(Collected data)

* * * * *

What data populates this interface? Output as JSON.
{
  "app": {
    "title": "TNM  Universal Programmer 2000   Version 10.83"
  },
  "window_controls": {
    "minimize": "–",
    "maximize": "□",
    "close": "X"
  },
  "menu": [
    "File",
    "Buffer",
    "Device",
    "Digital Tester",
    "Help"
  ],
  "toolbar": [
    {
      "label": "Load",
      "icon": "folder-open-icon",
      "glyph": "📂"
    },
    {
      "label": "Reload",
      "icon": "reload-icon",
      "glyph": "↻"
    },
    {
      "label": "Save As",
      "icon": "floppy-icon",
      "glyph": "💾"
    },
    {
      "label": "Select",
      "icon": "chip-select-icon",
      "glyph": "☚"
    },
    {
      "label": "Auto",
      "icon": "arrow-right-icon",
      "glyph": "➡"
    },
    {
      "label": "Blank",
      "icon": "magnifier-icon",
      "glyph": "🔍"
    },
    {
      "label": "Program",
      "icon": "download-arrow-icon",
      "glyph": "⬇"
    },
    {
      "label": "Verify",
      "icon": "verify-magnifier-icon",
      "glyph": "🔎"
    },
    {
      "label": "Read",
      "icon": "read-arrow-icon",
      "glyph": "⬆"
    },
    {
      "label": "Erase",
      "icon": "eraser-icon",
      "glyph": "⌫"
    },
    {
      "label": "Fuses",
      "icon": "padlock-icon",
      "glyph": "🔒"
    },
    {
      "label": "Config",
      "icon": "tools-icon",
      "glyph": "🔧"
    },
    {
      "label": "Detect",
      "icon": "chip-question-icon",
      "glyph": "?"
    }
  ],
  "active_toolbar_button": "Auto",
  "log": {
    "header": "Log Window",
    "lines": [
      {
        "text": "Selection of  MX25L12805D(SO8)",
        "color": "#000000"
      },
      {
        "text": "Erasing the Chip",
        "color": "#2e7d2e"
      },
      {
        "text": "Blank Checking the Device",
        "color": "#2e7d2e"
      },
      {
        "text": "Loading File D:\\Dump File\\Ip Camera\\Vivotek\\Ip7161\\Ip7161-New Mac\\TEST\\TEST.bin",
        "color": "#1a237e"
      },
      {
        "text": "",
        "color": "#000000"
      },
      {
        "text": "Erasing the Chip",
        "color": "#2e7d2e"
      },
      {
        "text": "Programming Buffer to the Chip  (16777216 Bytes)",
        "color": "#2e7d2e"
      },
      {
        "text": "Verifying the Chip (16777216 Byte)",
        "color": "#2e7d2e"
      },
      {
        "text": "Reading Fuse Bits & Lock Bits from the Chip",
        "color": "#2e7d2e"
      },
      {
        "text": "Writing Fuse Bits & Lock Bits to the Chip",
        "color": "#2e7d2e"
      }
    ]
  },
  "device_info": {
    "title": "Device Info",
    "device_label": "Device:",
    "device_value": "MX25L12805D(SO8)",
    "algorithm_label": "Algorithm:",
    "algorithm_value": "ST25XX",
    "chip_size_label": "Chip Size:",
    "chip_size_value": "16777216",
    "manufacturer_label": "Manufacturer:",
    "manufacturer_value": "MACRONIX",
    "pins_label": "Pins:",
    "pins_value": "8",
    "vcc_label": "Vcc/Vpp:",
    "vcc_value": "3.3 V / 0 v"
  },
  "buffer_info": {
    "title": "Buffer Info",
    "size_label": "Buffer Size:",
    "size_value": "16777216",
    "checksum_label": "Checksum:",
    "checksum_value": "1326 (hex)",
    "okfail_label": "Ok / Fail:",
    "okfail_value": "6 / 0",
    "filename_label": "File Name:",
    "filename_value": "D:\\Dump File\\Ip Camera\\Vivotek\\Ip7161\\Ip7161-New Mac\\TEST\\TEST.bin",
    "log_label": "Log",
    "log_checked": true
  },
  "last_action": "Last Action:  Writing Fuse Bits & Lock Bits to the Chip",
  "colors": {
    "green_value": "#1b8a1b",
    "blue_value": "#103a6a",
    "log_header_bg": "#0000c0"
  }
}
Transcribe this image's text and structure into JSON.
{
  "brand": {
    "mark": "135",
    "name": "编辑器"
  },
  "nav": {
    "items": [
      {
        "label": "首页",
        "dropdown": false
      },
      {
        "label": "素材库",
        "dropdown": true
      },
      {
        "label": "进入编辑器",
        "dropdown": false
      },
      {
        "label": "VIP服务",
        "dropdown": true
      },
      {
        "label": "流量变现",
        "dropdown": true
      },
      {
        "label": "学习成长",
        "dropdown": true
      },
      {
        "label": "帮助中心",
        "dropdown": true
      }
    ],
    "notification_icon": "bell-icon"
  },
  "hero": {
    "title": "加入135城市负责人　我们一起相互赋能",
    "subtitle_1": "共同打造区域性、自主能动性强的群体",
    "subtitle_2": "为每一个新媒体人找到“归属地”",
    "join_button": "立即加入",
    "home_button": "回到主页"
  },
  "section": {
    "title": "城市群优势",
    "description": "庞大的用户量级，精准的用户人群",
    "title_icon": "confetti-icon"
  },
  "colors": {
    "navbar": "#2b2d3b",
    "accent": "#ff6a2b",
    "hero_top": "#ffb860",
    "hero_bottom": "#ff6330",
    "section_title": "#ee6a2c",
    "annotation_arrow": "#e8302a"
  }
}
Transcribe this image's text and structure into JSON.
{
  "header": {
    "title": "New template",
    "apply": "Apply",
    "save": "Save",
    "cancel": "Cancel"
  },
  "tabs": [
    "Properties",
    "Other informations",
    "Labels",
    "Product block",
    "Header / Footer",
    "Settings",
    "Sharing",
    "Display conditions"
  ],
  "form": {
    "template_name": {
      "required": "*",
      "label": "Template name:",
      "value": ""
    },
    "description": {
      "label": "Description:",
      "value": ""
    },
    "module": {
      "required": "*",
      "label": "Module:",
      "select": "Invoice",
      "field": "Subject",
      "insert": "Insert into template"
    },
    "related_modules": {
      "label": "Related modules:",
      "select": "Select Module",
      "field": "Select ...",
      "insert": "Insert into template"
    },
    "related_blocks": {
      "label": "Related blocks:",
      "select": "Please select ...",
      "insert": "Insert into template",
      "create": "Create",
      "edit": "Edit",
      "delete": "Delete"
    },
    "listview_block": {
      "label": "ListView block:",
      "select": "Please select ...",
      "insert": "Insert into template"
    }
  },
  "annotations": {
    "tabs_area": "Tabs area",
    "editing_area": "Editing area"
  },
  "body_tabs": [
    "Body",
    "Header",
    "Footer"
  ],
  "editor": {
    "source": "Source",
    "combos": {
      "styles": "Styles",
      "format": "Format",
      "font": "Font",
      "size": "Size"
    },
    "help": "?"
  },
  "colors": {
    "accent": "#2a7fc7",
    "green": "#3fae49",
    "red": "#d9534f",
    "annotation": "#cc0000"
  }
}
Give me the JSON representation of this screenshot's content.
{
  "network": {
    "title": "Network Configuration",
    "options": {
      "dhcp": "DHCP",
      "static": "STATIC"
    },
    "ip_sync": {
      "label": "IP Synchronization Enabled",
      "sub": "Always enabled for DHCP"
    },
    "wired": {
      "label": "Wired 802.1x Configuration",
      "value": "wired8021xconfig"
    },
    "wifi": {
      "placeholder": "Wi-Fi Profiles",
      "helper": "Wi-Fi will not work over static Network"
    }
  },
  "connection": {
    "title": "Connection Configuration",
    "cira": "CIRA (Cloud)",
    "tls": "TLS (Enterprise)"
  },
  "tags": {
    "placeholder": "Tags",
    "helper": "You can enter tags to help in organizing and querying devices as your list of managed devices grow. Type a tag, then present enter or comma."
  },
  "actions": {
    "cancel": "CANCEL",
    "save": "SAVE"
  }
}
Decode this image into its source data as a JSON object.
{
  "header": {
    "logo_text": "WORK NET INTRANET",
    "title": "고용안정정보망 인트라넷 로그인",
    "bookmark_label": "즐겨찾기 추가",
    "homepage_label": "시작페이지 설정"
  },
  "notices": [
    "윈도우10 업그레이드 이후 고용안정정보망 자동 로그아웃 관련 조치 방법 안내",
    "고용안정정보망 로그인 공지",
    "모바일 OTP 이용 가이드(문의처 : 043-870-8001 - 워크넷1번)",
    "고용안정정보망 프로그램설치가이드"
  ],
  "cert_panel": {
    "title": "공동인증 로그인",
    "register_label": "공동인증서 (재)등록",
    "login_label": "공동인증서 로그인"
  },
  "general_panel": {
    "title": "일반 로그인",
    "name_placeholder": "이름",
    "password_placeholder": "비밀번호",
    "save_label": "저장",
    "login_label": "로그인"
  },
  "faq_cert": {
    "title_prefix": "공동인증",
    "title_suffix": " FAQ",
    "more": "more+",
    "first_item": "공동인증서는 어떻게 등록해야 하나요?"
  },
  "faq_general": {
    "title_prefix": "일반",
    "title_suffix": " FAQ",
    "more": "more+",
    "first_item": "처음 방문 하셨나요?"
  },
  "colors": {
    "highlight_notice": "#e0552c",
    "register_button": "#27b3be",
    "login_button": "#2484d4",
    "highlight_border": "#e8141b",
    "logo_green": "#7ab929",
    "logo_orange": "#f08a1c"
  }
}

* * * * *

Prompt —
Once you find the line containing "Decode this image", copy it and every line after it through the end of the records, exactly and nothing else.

Reply to the task —
Decode this image into its source data as a JSON object.
{
  "header": {
    "logo_text": "WORK NET INTRANET",
    "title": "고용안정정보망 인트라넷 로그인",
    "bookmark_label": "즐겨찾기 추가",
    "homepage_label": "시작페이지 설정"
  },
  "notices": [
    "윈도우10 업그레이드 이후 고용안정정보망 자동 로그아웃 관련 조치 방법 안내",
    "고용안정정보망 로그인 공지",
    "모바일 OTP 이용 가이드(문의처 : 043-870-8001 - 워크넷1번)",
    "고용안정정보망 프로그램설치가이드"
  ],
  "cert_panel": {
    "title": "공동인증 로그인",
    "register_label": "공동인증서 (재)등록",
    "login_label": "공동인증서 로그인"
  },
  "general_panel": {
    "title": "일반 로그인",
    "name_placeholder": "이름",
    "password_placeholder": "비밀번호",
    "save_label": "저장",
    "login_label": "로그인"
  },
  "faq_cert": {
    "title_prefix": "공동인증",
    "title_suffix": " FAQ",
    "more": "more+",
    "first_item": "공동인증서는 어떻게 등록해야 하나요?"
  },
  "faq_general": {
    "title_prefix": "일반",
    "title_suffix": " FAQ",
    "more": "more+",
    "first_item": "처음 방문 하셨나요?"
  },
  "colors": {
    "highlight_notice": "#e0552c",
    "register_button": "#27b3be",
    "login_button": "#2484d4",
    "highlight_border": "#e8141b",
    "logo_green": "#7ab929",
    "logo_orange": "#f08a1c"
  }
}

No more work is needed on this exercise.